But while trying to put the events in the right order and finding one’s way through the murder mystery, the reader will notice that the novel has an additional layer. “Stopfkuchen” deals with the impact, a collective has on an individual. Andreas Quakatz’ life, for instance, was completely ruined by the false accusations of murdering Kienbaum. His farm and his family were shunned and his life became miserable.
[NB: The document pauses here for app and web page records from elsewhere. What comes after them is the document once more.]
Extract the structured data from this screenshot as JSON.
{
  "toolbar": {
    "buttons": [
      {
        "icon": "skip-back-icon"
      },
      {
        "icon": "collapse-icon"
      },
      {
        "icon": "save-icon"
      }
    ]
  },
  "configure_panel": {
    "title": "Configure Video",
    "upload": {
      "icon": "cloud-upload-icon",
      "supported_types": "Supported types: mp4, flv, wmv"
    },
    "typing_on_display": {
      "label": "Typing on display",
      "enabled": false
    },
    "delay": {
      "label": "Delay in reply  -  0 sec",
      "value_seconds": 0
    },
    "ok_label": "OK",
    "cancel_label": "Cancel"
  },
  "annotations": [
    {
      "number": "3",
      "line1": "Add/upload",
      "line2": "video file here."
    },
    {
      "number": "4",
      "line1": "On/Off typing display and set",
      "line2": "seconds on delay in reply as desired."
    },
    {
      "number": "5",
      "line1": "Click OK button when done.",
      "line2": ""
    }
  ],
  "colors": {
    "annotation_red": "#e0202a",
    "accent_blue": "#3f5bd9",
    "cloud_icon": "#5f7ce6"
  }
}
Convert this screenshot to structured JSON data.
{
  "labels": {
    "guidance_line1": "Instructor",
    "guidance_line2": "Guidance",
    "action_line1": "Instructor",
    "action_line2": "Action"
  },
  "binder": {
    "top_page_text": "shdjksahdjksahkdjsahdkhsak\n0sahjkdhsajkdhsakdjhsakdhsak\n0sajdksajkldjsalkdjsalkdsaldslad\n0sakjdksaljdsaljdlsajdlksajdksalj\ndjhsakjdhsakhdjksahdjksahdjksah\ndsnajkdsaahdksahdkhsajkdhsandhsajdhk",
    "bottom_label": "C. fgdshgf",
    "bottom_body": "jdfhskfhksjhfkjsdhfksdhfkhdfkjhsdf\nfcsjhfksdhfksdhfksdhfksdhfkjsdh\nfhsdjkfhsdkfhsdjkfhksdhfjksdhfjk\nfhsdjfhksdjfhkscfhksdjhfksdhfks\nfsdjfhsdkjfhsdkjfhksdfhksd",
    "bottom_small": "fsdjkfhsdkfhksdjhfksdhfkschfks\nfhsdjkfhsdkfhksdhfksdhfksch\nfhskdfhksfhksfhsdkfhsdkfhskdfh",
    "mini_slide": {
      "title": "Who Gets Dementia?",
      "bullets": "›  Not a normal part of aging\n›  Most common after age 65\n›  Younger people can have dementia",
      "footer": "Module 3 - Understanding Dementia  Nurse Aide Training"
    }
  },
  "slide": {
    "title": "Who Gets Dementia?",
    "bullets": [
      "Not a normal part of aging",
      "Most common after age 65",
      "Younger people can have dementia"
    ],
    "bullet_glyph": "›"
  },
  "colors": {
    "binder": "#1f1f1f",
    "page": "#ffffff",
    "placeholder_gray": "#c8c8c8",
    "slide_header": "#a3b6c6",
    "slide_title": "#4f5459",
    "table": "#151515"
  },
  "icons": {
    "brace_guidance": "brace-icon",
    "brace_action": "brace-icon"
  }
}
It is the same with Stopfkuchen himself, who spent his entire childhood being bullied. This had a massive impact on his life. Even though Schaumann proves Quakatz’ innocence later on and rehabilitates him, Schaumann is not shown as a martyr in the book. Instead he wants to take revenge on the town after all the years of humiliation and prove them wrong. All the teasing has made him indifferent and bitter. Thus he has a much more complex motivation for solving the murder than one might expect. Slowly but surely the reader understands what kind of person Schaumann has become due to his difficult childhood. Raabe thus creates a profound profile of a tragic identity – an identity that only becomes apparent to the reader over time.
It isn’t easy to summarise the complexity of Raabe’s novel in a few words. Its fascination truly lies in the way Raabe tells his sea- and murder story. But sometimes, as they say, actions speak louder than words. And the fact that Manesse has published “Stopfkuchen“ in the series ”Bibliothek der Weltliteratur” in 1948 and then again in 2010, to me, is quite explicit.